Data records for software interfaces

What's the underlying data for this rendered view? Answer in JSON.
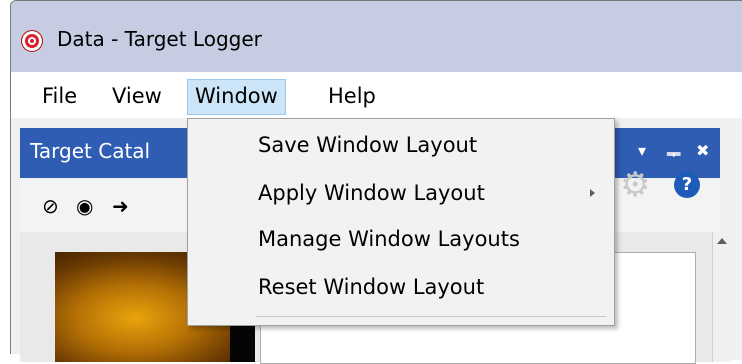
{
  "window": {
    "title": "Data - Target Logger"
  },
  "menubar": {
    "items": [
      {
        "label": "File"
      },
      {
        "label": "View"
      },
      {
        "label": "Window"
      },
      {
        "label": "Help"
      }
    ],
    "active": "Window"
  },
  "dropdown": {
    "items": [
      {
        "label": "Save Window Layout",
        "has_submenu": false
      },
      {
        "label": "Apply Window Layout",
        "has_submenu": true
      },
      {
        "label": "Manage Window Layouts",
        "has_submenu": false
      },
      {
        "label": "Reset Window Layout",
        "has_submenu": false
      }
    ]
  },
  "panel": {
    "title": "Target Catalog",
    "title_visible": "Target Catal",
    "controls": {
      "dropdown_glyph": "▾",
      "pin_glyph": "ᆍ",
      "close_glyph": "✖"
    },
    "toolbar_icons": [
      "eye-hidden-icon",
      "eye-icon",
      "export-arrow-icon",
      "gear-icon",
      "help-icon"
    ]
  },
  "colors": {
    "title_bar": "#c6cde2",
    "panel_header": "#2f5db3",
    "menu_highlight": "#cce4f7",
    "help_blue": "#1e5bb8"
  }
}
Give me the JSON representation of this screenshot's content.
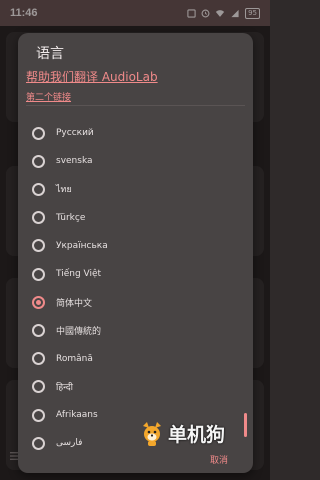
{
  "status_bar": {
    "time": "11:46",
    "icons": [
      "notification-icon",
      "alarm-icon",
      "wifi-icon",
      "signal-icon",
      "battery-icon"
    ],
    "battery": "95"
  },
  "dialog": {
    "title": "语言",
    "help_link": "帮助我们翻译 AudioLab",
    "second_link": "第二个链接",
    "accent_color": "#f08a8a",
    "cancel_label": "取消",
    "selected_index": 6,
    "languages": [
      "Русский",
      "svenska",
      "ไทย",
      "Türkçe",
      "Українська",
      "Tiếng Việt",
      "简体中文",
      "中國傳統的",
      "Română",
      "हिन्दी",
      "Afrikaans",
      "فارسی"
    ]
  },
  "background": {
    "bottom_icon": "menu-icon"
  },
  "watermark": {
    "text": "单机狗"
  }
}
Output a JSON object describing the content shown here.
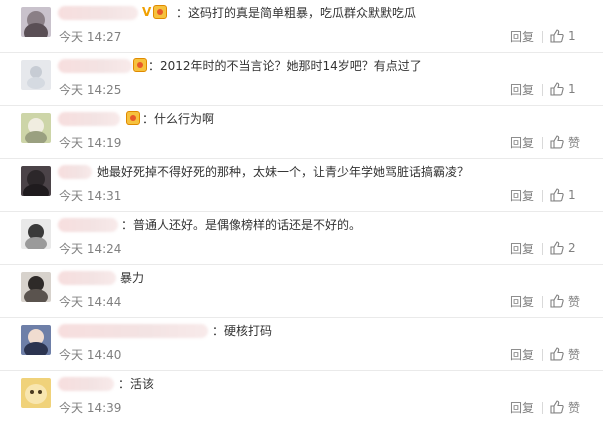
{
  "comments": [
    {
      "time": "今天 14:27",
      "text": "：这码打的真是简单粗暴，吃瓜群众默默吃瓜",
      "reply": "回复",
      "like": "1",
      "vip": "V",
      "avatar_color": "#c9c2cc"
    },
    {
      "time": "今天 14:25",
      "text": "：2012年时的不当言论？她那时14岁吧？有点过了",
      "reply": "回复",
      "like": "1",
      "vip": "",
      "avatar_color": "#e6e8ec"
    },
    {
      "time": "今天 14:19",
      "text": "：什么行为啊",
      "reply": "回复",
      "like": "赞",
      "vip": "",
      "avatar_color": "#cdd5a8"
    },
    {
      "time": "今天 14:31",
      "text": "她最好死掉不得好死的那种，太妹一个，让青少年学她骂脏话搞霸凌？",
      "reply": "回复",
      "like": "1",
      "vip": "",
      "avatar_color": "#4b4348"
    },
    {
      "time": "今天 14:24",
      "text": "：普通人还好。是偶像榜样的话还是不好的。",
      "reply": "回复",
      "like": "2",
      "vip": "",
      "avatar_color": "#e9e9e9"
    },
    {
      "time": "今天 14:44",
      "text": "暴力",
      "reply": "回复",
      "like": "赞",
      "vip": "",
      "avatar_color": "#d7d2cc"
    },
    {
      "time": "今天 14:40",
      "text": "：硬核打码",
      "reply": "回复",
      "like": "赞",
      "vip": "",
      "avatar_color": "#6e7fa8"
    },
    {
      "time": "今天 14:39",
      "text": "：活该",
      "reply": "回复",
      "like": "赞",
      "vip": "",
      "avatar_color": "#f0d27a"
    }
  ],
  "colors": {
    "accent": "#f0a000",
    "muted": "#808080",
    "divider": "#eaeaea"
  }
}
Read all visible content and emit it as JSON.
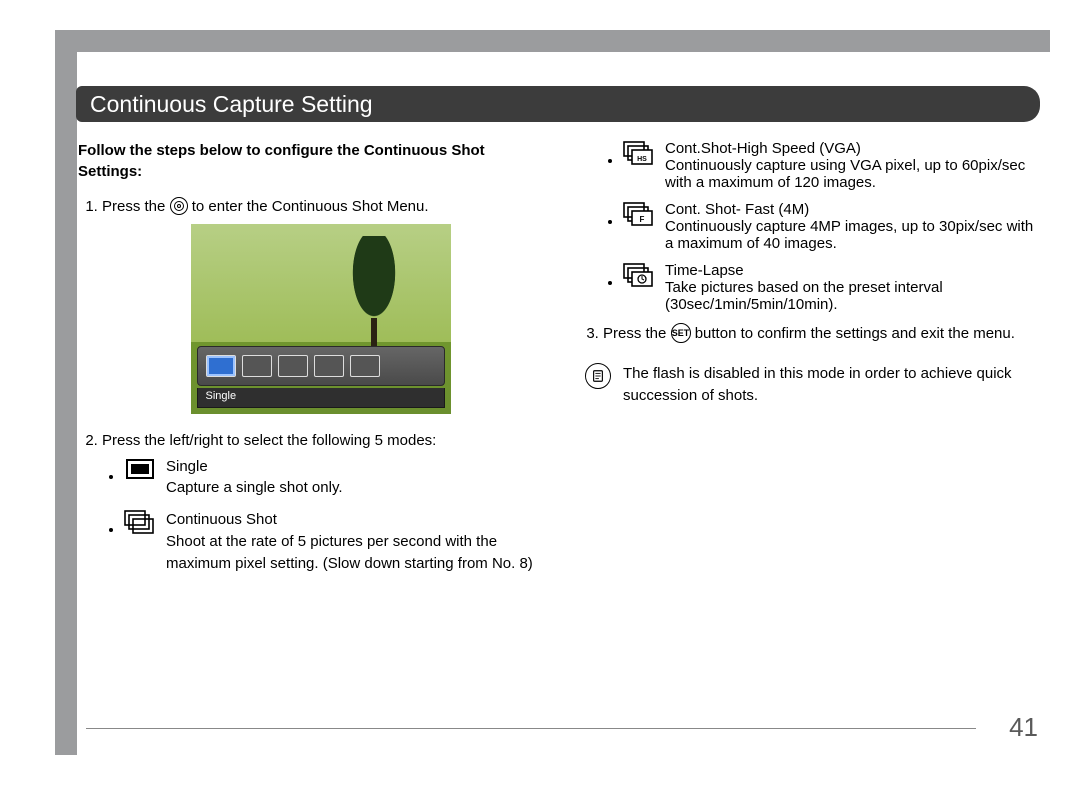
{
  "title": "Continuous Capture Setting",
  "intro": "Follow the steps below to configure the Continuous Shot Settings:",
  "step1_a": "Press the ",
  "step1_b": " to enter the Continuous Shot Menu.",
  "screenshot_label": "Single",
  "step2": "Press the left/right to select the following 5 modes:",
  "modes": {
    "single": {
      "name": "Single",
      "desc": "Capture a single shot only."
    },
    "cont": {
      "name": "Continuous Shot",
      "desc": "Shoot at the rate of 5 pictures per second with the maximum pixel setting. (Slow down starting from No. 8)"
    },
    "hs": {
      "name": "Cont.Shot-High Speed (VGA)",
      "desc": "Continuously capture using VGA pixel, up to 60pix/sec with a maximum of 120 images."
    },
    "fast": {
      "name": "Cont. Shot- Fast (4M)",
      "desc": "Continuously capture 4MP images, up to 30pix/sec with a maximum of 40 images."
    },
    "tl": {
      "name": "Time-Lapse",
      "desc": "Take pictures based on the preset interval (30sec/1min/5min/10min)."
    }
  },
  "step3_a": "Press the ",
  "step3_b": " button to confirm the settings and exit the menu.",
  "set_label": "SET",
  "note": "The flash is disabled in this mode in order to achieve quick succession of shots.",
  "page": "41"
}
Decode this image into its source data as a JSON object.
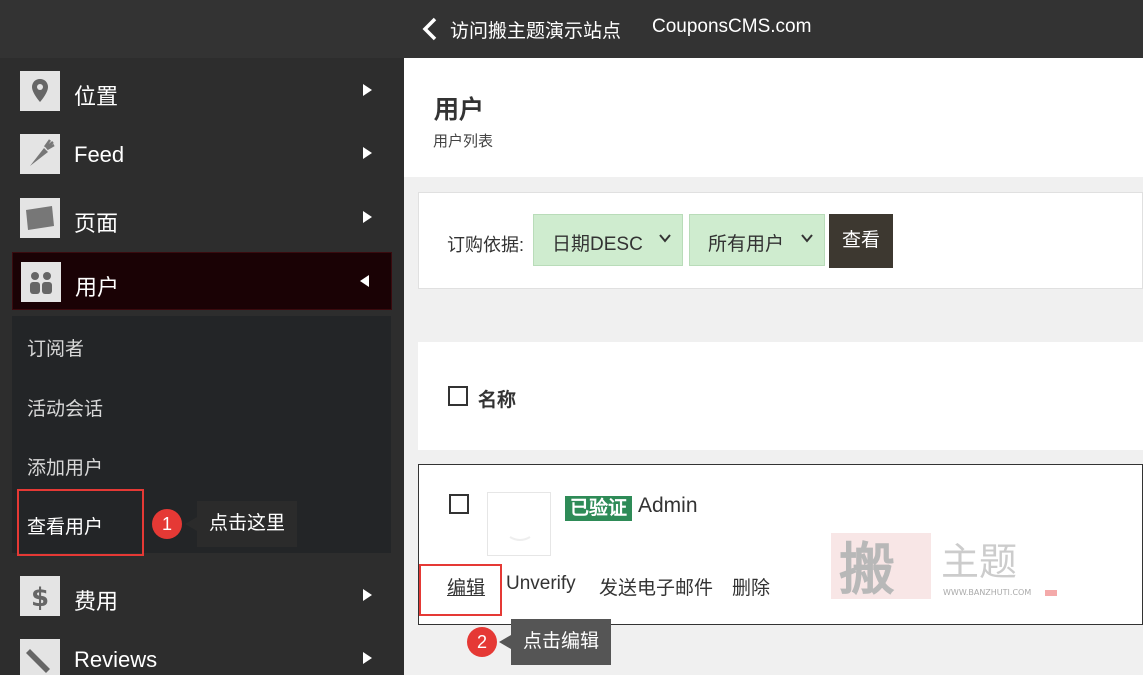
{
  "topbar": {
    "visit_demo": "访问搬主题演示站点",
    "domain": "CouponsCMS.com"
  },
  "sidebar": {
    "items": [
      {
        "label": "位置",
        "icon": "map-pin-icon"
      },
      {
        "label": "Feed",
        "icon": "carrot-icon"
      },
      {
        "label": "页面",
        "icon": "pages-icon"
      },
      {
        "label": "用户",
        "icon": "users-icon"
      },
      {
        "label": "费用",
        "icon": "dollar-icon"
      },
      {
        "label": "Reviews",
        "icon": "pencil-icon"
      }
    ],
    "submenu": [
      "订阅者",
      "活动会话",
      "添加用户",
      "查看用户"
    ]
  },
  "annotations": {
    "step1_num": "1",
    "step1_text": "点击这里",
    "step2_num": "2",
    "step2_text": "点击编辑"
  },
  "page": {
    "title": "用户",
    "subtitle": "用户列表"
  },
  "filter": {
    "label": "订购依据:",
    "order_value": "日期DESC",
    "users_value": "所有用户",
    "view_label": "查看"
  },
  "table": {
    "header_name": "名称",
    "rows": [
      {
        "status": "已验证",
        "name": "Admin",
        "actions": [
          "编辑",
          "Unverify",
          "发送电子邮件",
          "删除"
        ]
      }
    ]
  },
  "watermark": {
    "main": "搬主题",
    "url": "WWW.BANZHUTI.COM"
  },
  "colors": {
    "topbar": "#333333",
    "sidebar": "#2d2d2d",
    "active_item": "#1a0205",
    "select_bg": "#cfeccf",
    "verified": "#2e8b57",
    "annotation_red": "#e53935"
  }
}
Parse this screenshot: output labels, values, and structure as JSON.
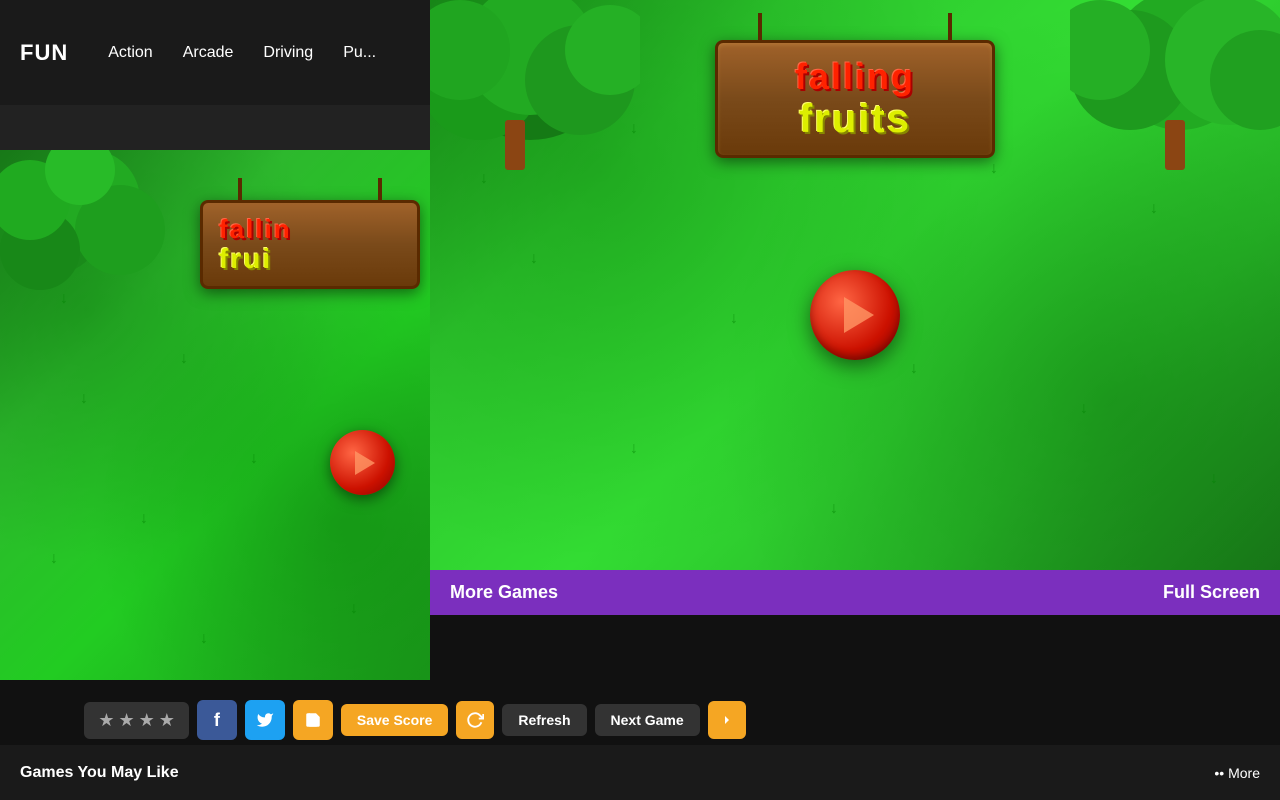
{
  "navbar": {
    "logo": "FUN",
    "links": [
      "Action",
      "Arcade",
      "Driving",
      "Pu..."
    ]
  },
  "game": {
    "title_line1": "falling",
    "title_line2": "fruits"
  },
  "purple_bar": {
    "more_games": "More Games",
    "full_screen": "Full Screen"
  },
  "toolbar": {
    "save_score_label": "Save Score",
    "refresh_label": "Refresh",
    "next_game_label": "Next Game"
  },
  "bottom": {
    "games_label": "Games You May Like",
    "more_label": "•• More"
  }
}
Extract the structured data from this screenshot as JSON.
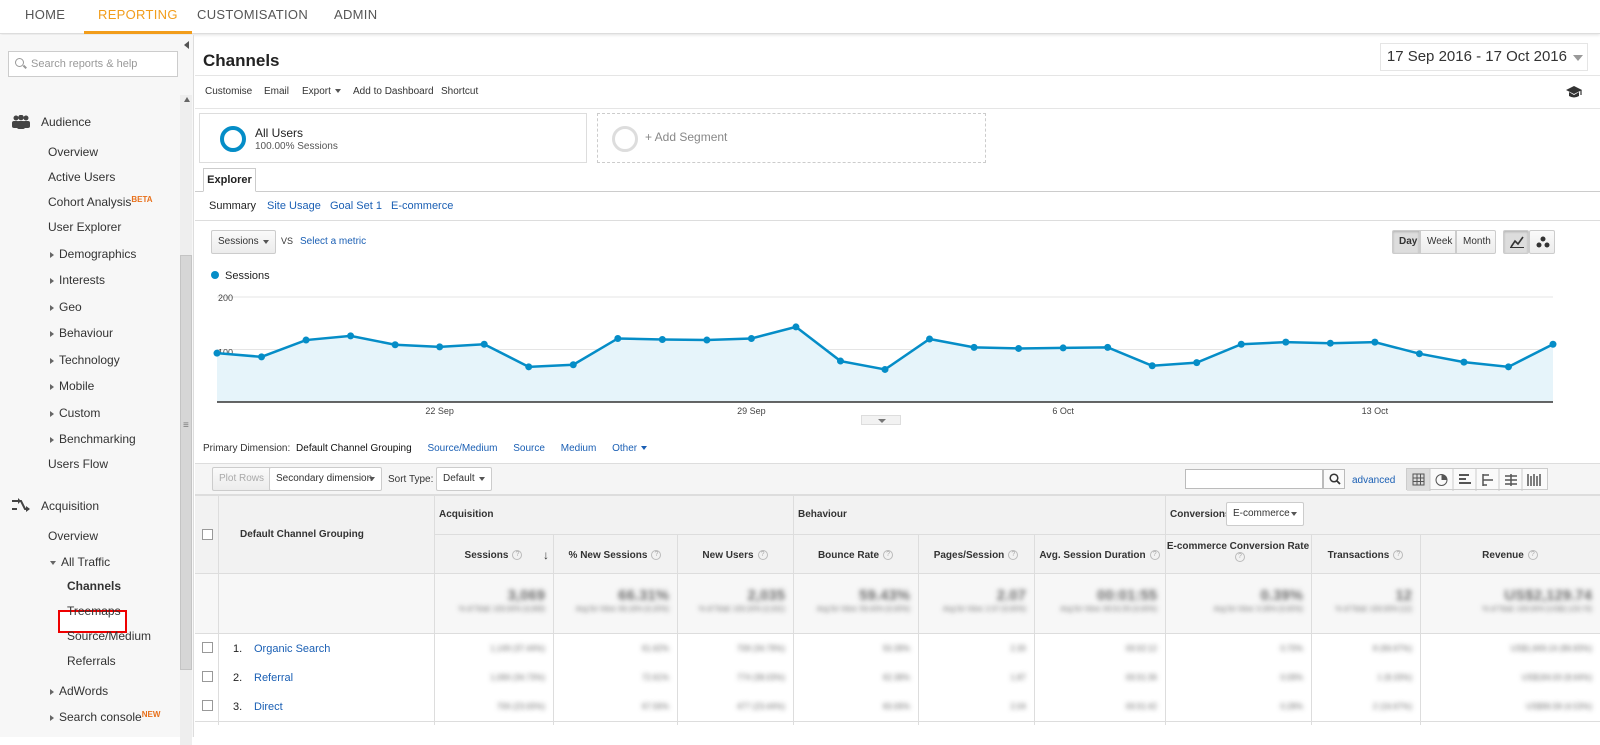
{
  "topnav": {
    "tabs": [
      {
        "label": "HOME"
      },
      {
        "label": "REPORTING"
      },
      {
        "label": "CUSTOMISATION"
      },
      {
        "label": "ADMIN"
      }
    ]
  },
  "sidebar": {
    "search_placeholder": "Search reports & help",
    "audience_label": "Audience",
    "audience_items": [
      "Overview",
      "Active Users",
      "Cohort Analysis",
      "User Explorer",
      "Demographics",
      "Interests",
      "Geo",
      "Behaviour",
      "Technology",
      "Mobile",
      "Custom",
      "Benchmarking",
      "Users Flow"
    ],
    "beta_badge": "BETA",
    "acquisition_label": "Acquisition",
    "acquisition_items": [
      "Overview",
      "All Traffic",
      "Channels",
      "Treemaps",
      "Source/Medium",
      "Referrals",
      "AdWords",
      "Search console"
    ],
    "new_badge": "NEW"
  },
  "header": {
    "title": "Channels",
    "date_range": "17 Sep 2016 - 17 Oct 2016"
  },
  "toolbar": {
    "customise": "Customise",
    "email": "Email",
    "export": "Export",
    "add_to_dashboard": "Add to Dashboard",
    "shortcut": "Shortcut"
  },
  "segments": {
    "all_users": "All Users",
    "all_users_sub": "100.00% Sessions",
    "add_segment": "+ Add Segment"
  },
  "explorer": {
    "tab": "Explorer",
    "subtabs": [
      "Summary",
      "Site Usage",
      "Goal Set 1",
      "E-commerce"
    ],
    "metric": "Sessions",
    "vs": "VS",
    "select_metric": "Select a metric",
    "granularity": [
      "Day",
      "Week",
      "Month"
    ]
  },
  "chart_data": {
    "type": "area",
    "series": [
      {
        "name": "Sessions",
        "values": [
          93,
          86,
          118,
          126,
          109,
          105,
          110,
          67,
          71,
          121,
          119,
          118,
          121,
          143,
          78,
          62,
          120,
          104,
          102,
          103,
          104,
          69,
          75,
          110,
          114,
          112,
          114,
          92,
          76,
          67,
          110
        ]
      }
    ],
    "x_start": "17 Sep",
    "tick_labels": [
      "22 Sep",
      "29 Sep",
      "6 Oct",
      "13 Oct"
    ],
    "ytick_labels": [
      "200",
      "100"
    ],
    "ylim": [
      0,
      200
    ],
    "grid": true,
    "legend": "top-left",
    "color": "#058dc7"
  },
  "primary_dimension": {
    "label": "Primary Dimension:",
    "current": "Default Channel Grouping",
    "options": [
      "Source/Medium",
      "Source",
      "Medium",
      "Other"
    ]
  },
  "table_toolbar": {
    "plot_rows": "Plot Rows",
    "secondary_dimension": "Secondary dimension",
    "sort_type_label": "Sort Type:",
    "sort_type": "Default",
    "advanced": "advanced"
  },
  "table": {
    "dimension_header": "Default Channel Grouping",
    "groups": [
      "Acquisition",
      "Behaviour",
      "Conversions"
    ],
    "conversions_select": "E-commerce",
    "columns": [
      "Sessions",
      "% New Sessions",
      "New Users",
      "Bounce Rate",
      "Pages/Session",
      "Avg. Session Duration",
      "E-commerce Conversion Rate",
      "Transactions",
      "Revenue"
    ],
    "totals": [
      "3,069",
      "66.31%",
      "2,035",
      "59.43%",
      "2.07",
      "00:01:55",
      "0.39%",
      "12",
      "US$2,129.74"
    ],
    "totals_sub": [
      "% of Total: 100.00% (3,069)",
      "Avg for View: 66.18% (0.20%)",
      "% of Total: 100.20% (2,031)",
      "Avg for View: 59.43% (0.00%)",
      "Avg for View: 2.07 (0.00%)",
      "Avg for View: 00:01:55 (0.00%)",
      "Avg for View: 0.39% (0.00%)",
      "% of Total: 100.00% (12)",
      "% of Total: 100.00% (US$2,129.74)"
    ],
    "rows": [
      {
        "num": "1.",
        "name": "Organic Search",
        "values": [
          "1,149 (37.44%)",
          "61.62%",
          "708 (34.79%)",
          "50.39%",
          "2.30",
          "00:02:12",
          "0.70%",
          "8 (66.67%)",
          "US$1,849.16 (86.83%)"
        ]
      },
      {
        "num": "2.",
        "name": "Referral",
        "values": [
          "1,066 (34.73%)",
          "72.61%",
          "774 (38.03%)",
          "62.38%",
          "1.87",
          "00:01:36",
          "0.09%",
          "1 (8.33%)",
          "US$184.00 (8.64%)"
        ]
      },
      {
        "num": "3.",
        "name": "Direct",
        "values": [
          "706 (23.00%)",
          "67.56%",
          "477 (23.44%)",
          "60.06%",
          "2.04",
          "00:01:42",
          "0.28%",
          "2 (16.67%)",
          "US$96.58 (4.53%)"
        ]
      }
    ]
  }
}
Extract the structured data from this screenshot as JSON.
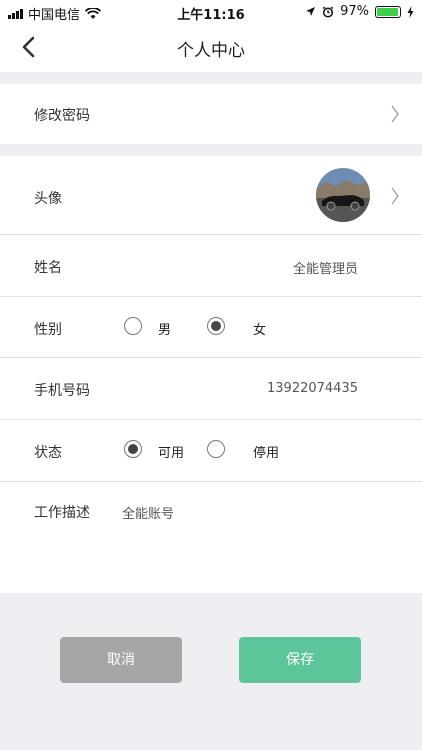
{
  "status_bar": {
    "carrier": "中国电信",
    "time": "上午11:16",
    "battery": "97%",
    "battery_level": 0.97,
    "colors": {
      "battery_fill": "#3fcf4a"
    }
  },
  "nav": {
    "title": "个人中心",
    "back_icon": "chevron-left-icon"
  },
  "settings": {
    "change_password": "修改密码"
  },
  "profile": {
    "avatar_label": "头像",
    "name_label": "姓名",
    "name_value": "全能管理员",
    "gender_label": "性别",
    "gender_options": [
      "男",
      "女"
    ],
    "gender_selected": "女",
    "phone_label": "手机号码",
    "phone_value": "13922074435",
    "status_label": "状态",
    "status_options": [
      "可用",
      "停用"
    ],
    "status_selected": "可用",
    "desc_label": "工作描述",
    "desc_value": "全能账号"
  },
  "actions": {
    "cancel": "取消",
    "save": "保存",
    "colors": {
      "cancel": "#a6a6a6",
      "save": "#5cc69a"
    }
  }
}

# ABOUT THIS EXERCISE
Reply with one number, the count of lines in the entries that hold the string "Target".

# WRITTEN ANSWER
3